Janice Oeffner places a ring on the finger of Dawn Williams during an on-air proxy wedding between Williams and a Texas inmate. On-air proxy weddings have become so common that The Prison Show has a wedding coordinator to help guide couples through the paperwork.
Every Friday at 9 p.m., thousands of prisoners across East Texas settle into their bunks, pull out their hand-held radios and tune in to The Prison Show, the only radio show in the country that caters to prisoners and the families they've left behind.
These days, memoirs are often the target of contempt. A scathing slam in New York Times Book Review this year inveighed against "oversharing"; and in the New Yorker, the memoirist was likened to "a drunken guest at a wedding... motivated by an overpowering need to be the center of attention." If the narrative deals with socially unacceptable matters like abuse, addiction, family dysfunction, or even poverty, the scorn gets even thicker.
If you watch much TV, you probably know that the Real Housewives of New Jersey are no strangers to the surgeon's knife. And if the state's plastic surgeons get their way, those housewives may be able to save a few dollars on their next procedure.
New Jersey's legislature has voted to phase out the so-called "Botax" — a 6 percent tax on cosmetic surgery and elective procedures like Botox — and the bill is currently on Gov. Chris Christie's desk for approval.

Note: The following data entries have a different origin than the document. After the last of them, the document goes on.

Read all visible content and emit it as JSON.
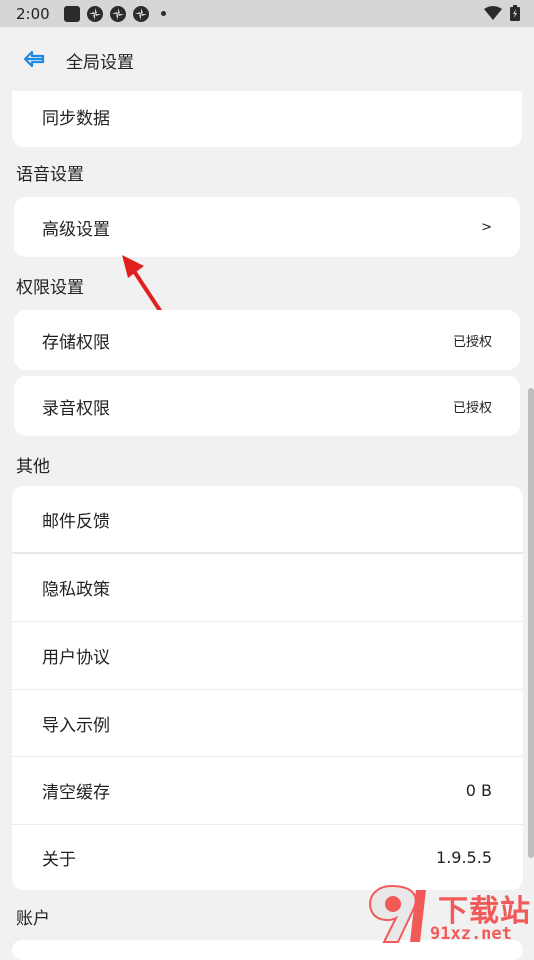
{
  "status_bar": {
    "time": "2:00"
  },
  "header": {
    "title": "全局设置"
  },
  "top_card": {
    "label": "同步数据"
  },
  "sections": {
    "voice": "语音设置",
    "permissions": "权限设置",
    "other": "其他",
    "account": "账户"
  },
  "voice_items": [
    {
      "label": "高级设置",
      "value": ">"
    }
  ],
  "permission_items": [
    {
      "label": "存储权限",
      "value": "已授权"
    },
    {
      "label": "录音权限",
      "value": "已授权"
    }
  ],
  "other_items": [
    {
      "label": "邮件反馈",
      "value": ""
    },
    {
      "label": "隐私政策",
      "value": ""
    },
    {
      "label": "用户协议",
      "value": ""
    },
    {
      "label": "导入示例",
      "value": ""
    },
    {
      "label": "清空缓存",
      "value": "0 B"
    },
    {
      "label": "关于",
      "value": "1.9.5.5"
    }
  ],
  "watermark": {
    "text": "91xz.net",
    "title": "下载站"
  },
  "colors": {
    "accent": "#1e88e5",
    "arrow": "#e21f1f"
  }
}
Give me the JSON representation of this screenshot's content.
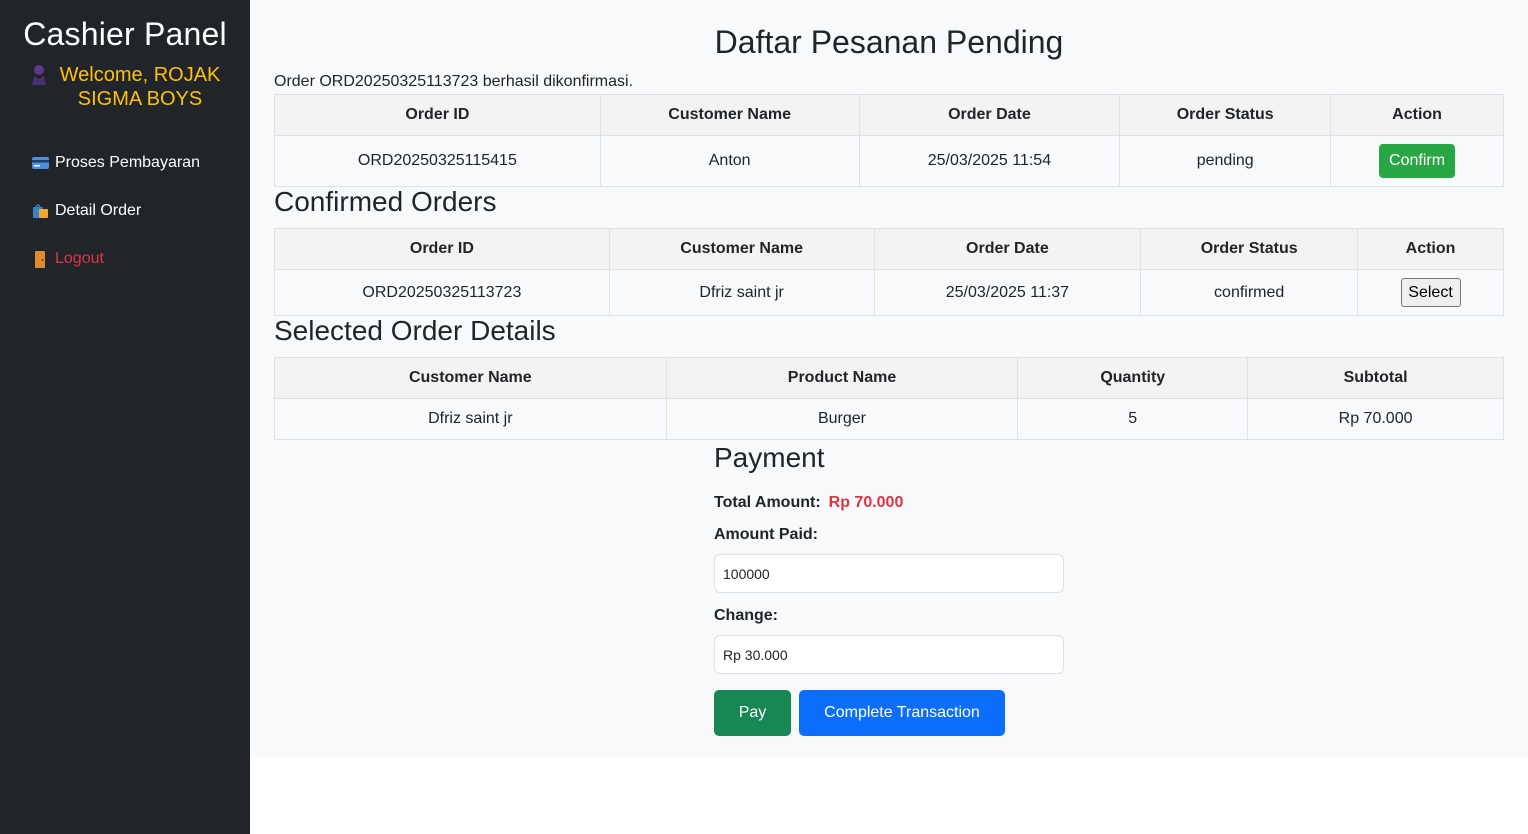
{
  "sidebar": {
    "brand": "Cashier Panel",
    "welcome_line1": "Welcome, ROJAK",
    "welcome_line2": "SIGMA BOYS",
    "items": [
      {
        "label": "Proses Pembayaran",
        "icon": "credit-card-icon"
      },
      {
        "label": "Detail Order",
        "icon": "shopping-bags-icon"
      },
      {
        "label": "Logout",
        "icon": "door-icon"
      }
    ]
  },
  "main": {
    "title": "Daftar Pesanan Pending",
    "message": "Order ORD20250325113723 berhasil dikonfirmasi."
  },
  "pending_table": {
    "headers": [
      "Order ID",
      "Customer Name",
      "Order Date",
      "Order Status",
      "Action"
    ],
    "rows": [
      {
        "order_id": "ORD20250325115415",
        "customer": "Anton",
        "date": "25/03/2025 11:54",
        "status": "pending",
        "action": "Confirm"
      }
    ]
  },
  "confirmed": {
    "title": "Confirmed Orders",
    "headers": [
      "Order ID",
      "Customer Name",
      "Order Date",
      "Order Status",
      "Action"
    ],
    "rows": [
      {
        "order_id": "ORD20250325113723",
        "customer": "Dfriz saint jr",
        "date": "25/03/2025 11:37",
        "status": "confirmed",
        "action": "Select"
      }
    ]
  },
  "details": {
    "title": "Selected Order Details",
    "headers": [
      "Customer Name",
      "Product Name",
      "Quantity",
      "Subtotal"
    ],
    "rows": [
      {
        "customer": "Dfriz saint jr",
        "product": "Burger",
        "quantity": "5",
        "subtotal": "Rp 70.000"
      }
    ]
  },
  "payment": {
    "title": "Payment",
    "total_label": "Total Amount:",
    "total_value": "Rp 70.000",
    "paid_label": "Amount Paid:",
    "paid_value": "100000",
    "change_label": "Change:",
    "change_value": "Rp 30.000",
    "pay_button": "Pay",
    "complete_button": "Complete Transaction"
  },
  "colors": {
    "sidebar_bg": "#212529",
    "welcome": "#ffc107",
    "logout": "#dc3545",
    "confirm_btn": "#28a745",
    "pay_btn": "#198754",
    "complete_btn": "#0d6efd",
    "total_amount": "#dc3545"
  }
}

The search for survivors of the Costa Concordia disaster continues Thursday in Giglio Porto, Italy. At least 11 people were killed after the vessel ran aground last week. More than 20 people are still missing.

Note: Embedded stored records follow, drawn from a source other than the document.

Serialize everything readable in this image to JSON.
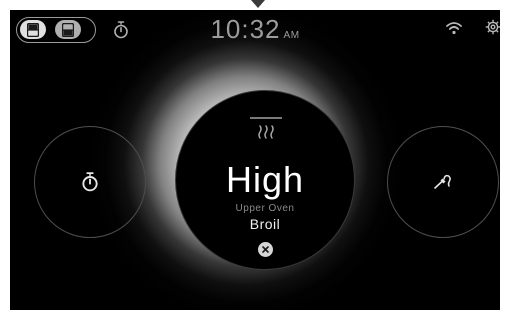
{
  "header": {
    "oven_toggle": {
      "segments": [
        "upper-oven",
        "lower-oven"
      ],
      "selected": "upper-oven"
    },
    "timer_icon": "stopwatch-icon",
    "clock": {
      "time": "10:32",
      "ampm": "AM"
    },
    "wifi_icon": "wifi-icon",
    "settings_icon": "gear-icon"
  },
  "controls": {
    "left": {
      "icon": "stopwatch-icon"
    },
    "right": {
      "icon": "probe-icon"
    }
  },
  "main": {
    "heat_icon": "heat-waves-icon",
    "level": "High",
    "zone": "Upper Oven",
    "mode": "Broil",
    "cancel_icon": "close-icon"
  },
  "colors": {
    "background": "#000000",
    "glow": "#ffffff",
    "clock_text": "#9c9c9c",
    "icon_gray": "#b8b8b8"
  }
}
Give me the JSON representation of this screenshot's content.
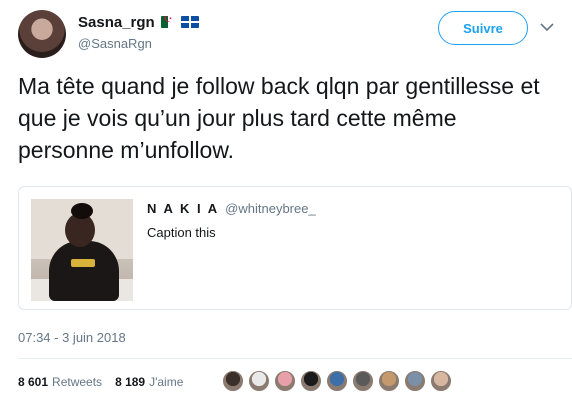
{
  "author": {
    "display_name": "Sasna_rgn",
    "handle": "@SasnaRgn",
    "flag_icons": [
      "algeria-flag-icon",
      "brittany-flag-icon"
    ]
  },
  "follow_button": {
    "label": "Suivre"
  },
  "tweet": {
    "text": "Ma tête quand je follow back qlqn par gentillesse et que je vois qu’un jour plus tard cette même personne m’unfollow."
  },
  "quoted_tweet": {
    "name": "N A K I A",
    "handle": "@whitneybree_",
    "text": "Caption this"
  },
  "timestamp": "07:34 - 3 juin 2018",
  "stats": {
    "retweets_count": "8 601",
    "retweets_label": "Retweets",
    "likes_count": "8 189",
    "likes_label": "J'aime"
  },
  "likers": [
    {
      "color": "#3b2f2a"
    },
    {
      "color": "#e9e9e9"
    },
    {
      "color": "#e7a0a8"
    },
    {
      "color": "#1b1b1b"
    },
    {
      "color": "#3c6fa8"
    },
    {
      "color": "#5a5a5a"
    },
    {
      "color": "#c49a6c"
    },
    {
      "color": "#7a8fa8"
    },
    {
      "color": "#d7b7a0"
    }
  ],
  "colors": {
    "accent": "#1da1f2",
    "text": "#14171a",
    "muted": "#657786"
  }
}
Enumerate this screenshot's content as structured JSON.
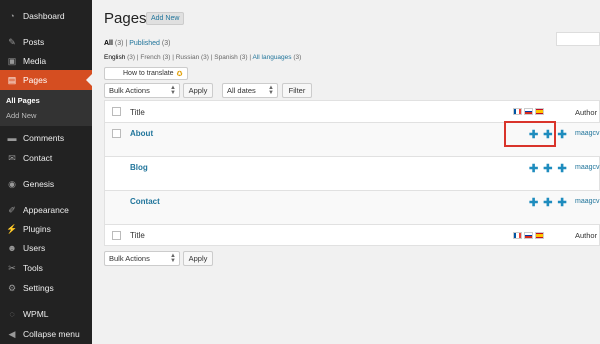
{
  "sidebar": {
    "items": [
      {
        "label": "Dashboard",
        "icon": "dashboard-icon",
        "glyph": "◔"
      },
      {
        "label": "Posts",
        "icon": "pin-icon",
        "glyph": "✎"
      },
      {
        "label": "Media",
        "icon": "media-icon",
        "glyph": "▣"
      },
      {
        "label": "Pages",
        "icon": "pages-icon",
        "glyph": "▤"
      },
      {
        "label": "Comments",
        "icon": "comments-icon",
        "glyph": "▬"
      },
      {
        "label": "Contact",
        "icon": "contact-icon",
        "glyph": "✉"
      },
      {
        "label": "Genesis",
        "icon": "genesis-icon",
        "glyph": "◉"
      },
      {
        "label": "Appearance",
        "icon": "appearance-icon",
        "glyph": "✐"
      },
      {
        "label": "Plugins",
        "icon": "plugins-icon",
        "glyph": "⚡"
      },
      {
        "label": "Users",
        "icon": "users-icon",
        "glyph": "☻"
      },
      {
        "label": "Tools",
        "icon": "tools-icon",
        "glyph": "✂"
      },
      {
        "label": "Settings",
        "icon": "settings-icon",
        "glyph": "⚙"
      },
      {
        "label": "WPML",
        "icon": "wpml-icon",
        "glyph": "◌"
      },
      {
        "label": "Collapse menu",
        "icon": "collapse-icon",
        "glyph": "◀"
      }
    ],
    "submenu": [
      "All Pages",
      "Add New"
    ]
  },
  "header": {
    "title": "Pages",
    "add_new": "Add New"
  },
  "views": {
    "all": "All",
    "all_count": "(3)",
    "sep": "|",
    "published": "Published",
    "published_count": "(3)"
  },
  "langs": {
    "english": "English",
    "english_count": "(3)",
    "french": "French",
    "french_count": "(3)",
    "russian": "Russian",
    "russian_count": "(3)",
    "spanish": "Spanish",
    "spanish_count": "(3)",
    "all": "All languages",
    "all_count": "(3)"
  },
  "translate_button": "How to translate",
  "filters": {
    "bulk_actions": "Bulk Actions",
    "apply": "Apply",
    "dates": "All dates",
    "filter": "Filter"
  },
  "table": {
    "header_title": "Title",
    "header_author": "Author",
    "rows": [
      {
        "title": "About",
        "author": "maagcv"
      },
      {
        "title": "Blog",
        "author": "maagcv"
      },
      {
        "title": "Contact",
        "author": "maagcv"
      }
    ],
    "plus_glyph": "✚"
  },
  "colors": {
    "accent": "#d54e21",
    "link": "#21759b",
    "highlight": "#d9342b"
  }
}
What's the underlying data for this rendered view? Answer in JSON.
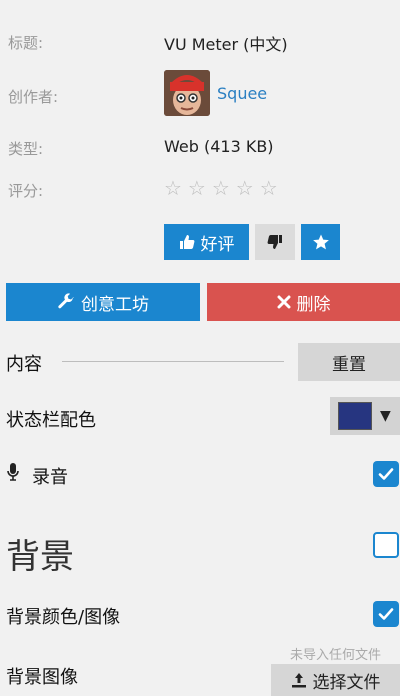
{
  "info": {
    "title_label": "标题:",
    "title_value": "VU Meter (中文)",
    "author_label": "创作者:",
    "author_name": "Squee",
    "type_label": "类型:",
    "type_value": "Web (413 KB)",
    "rating_label": "评分:",
    "rating_stars": "☆☆☆☆☆",
    "rating_value": 0
  },
  "rating_buttons": {
    "like_label": "好评",
    "dislike_icon": "thumbs-down-icon",
    "favorite_icon": "star-icon"
  },
  "actions": {
    "workshop_label": "创意工坊",
    "delete_label": "删除"
  },
  "settings": {
    "content_label": "内容",
    "reset_label": "重置",
    "statusbar_color_label": "状态栏配色",
    "statusbar_color": "#263580",
    "record_label": "录音",
    "record_checked": true,
    "background_title": "背景",
    "background_checked": false,
    "bg_color_image_label": "背景颜色/图像",
    "bg_color_image_checked": true,
    "bg_image_label": "背景图像",
    "no_file_text": "未导入任何文件",
    "choose_file_label": "选择文件"
  },
  "colors": {
    "accent": "#1b86cf",
    "danger": "#d9534f",
    "background": "#f1f1f1"
  }
}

Coast Guard Capt. Gregorio De Falco (center) arrives Tuesday at the Grosseto court in Italy for a hearing. In a dramatic phone conversation, De Falco was heard ordering Francesco Schettino, the captain of the stricken cruise liner, to get back onboard and oversee the evacuation.

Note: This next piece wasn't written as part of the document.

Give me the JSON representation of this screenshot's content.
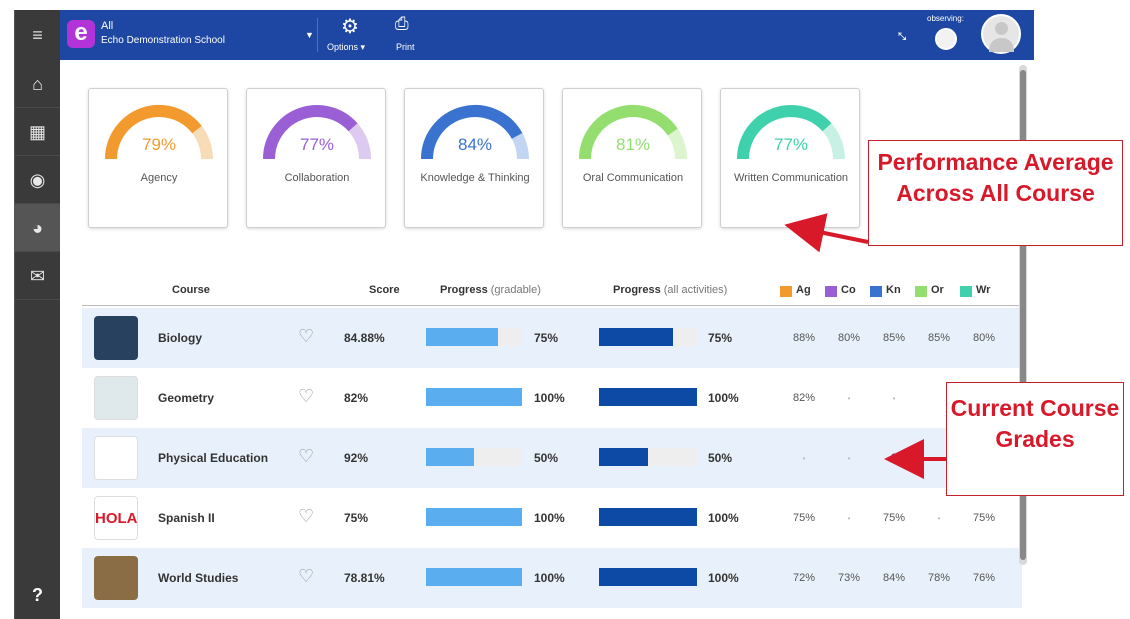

Capt. Francesco Schettino (right) is taken into custody by police in Porto Santo Stefano, Italy, on Jan. 14. Schettino was released Tuesday and is under house arrest in southern Italy. He is being investigated on possible manslaughter charges and abandoning his ship.
When Joshua Bell was 21, he recorded an iconic piece of chamber music for piano and violin — the Sonata in A major by Cesar Franck. Today, Bell is 44 and he's recorded it again. It's on his new album, French Impressions, with pianist Jeremy Denk.
All Things Considered host Robert Siegel invited Bell to listen to his old recording for a little session of compare-and-contrast.
"Do you hear the same violinist?" Siegel asks, after playing for Bell the opening bars of his 1989 recording.
The nation celebrates the birthday of Martin Luther King Jr. on Monday. As millions honor his legacy with a national day of service, we take a moment to reflect on his legacy with the original "I Have a Dream" speech, delivered on August 28, 1963, on the steps of the Lincoln Memorial.
The Centers for Disease Control and Prevention has found that binge drinking, usually associated with young people, seems to be an issue among adults as well. And the University of Connecticut recently found Dr. Dipak Das, who studied on an ingredient in red wine, had falsified data on its benefits.
As nations tighten economic sanctions and Iran threatens to close the Strait of Hormuz, tensions between U.S. and Iran are mounting. Former Ambassador and trustee of the National Committee on American Foreign Policy Thomas Pickering argues that military action isn't the solution in Iran.
The Supreme Court's 2010 Citizen's United ruling loosened campaign finance restrictions, enabling corporations to spend unlimited amounts of money on elections. As a result, super PACs — political action committees — can solicit large corporate contributions and produce a plethora of attack ad campaigns.
Jon Huntsman billed himself as the Harley-riding, mild-mannered candidate of civility. But his moderate positions never registered with Republican primary voters and left him languishing in the polls.
Huntsman, 51, ended his bid for the Republican presidential nomination Monday after struggling to keep pace in a largely conservative field. He also failed to distinguish himself as the Mitt Romney alternative, unable to escape the shadow of the other millionaire former governor and Mormon in the race.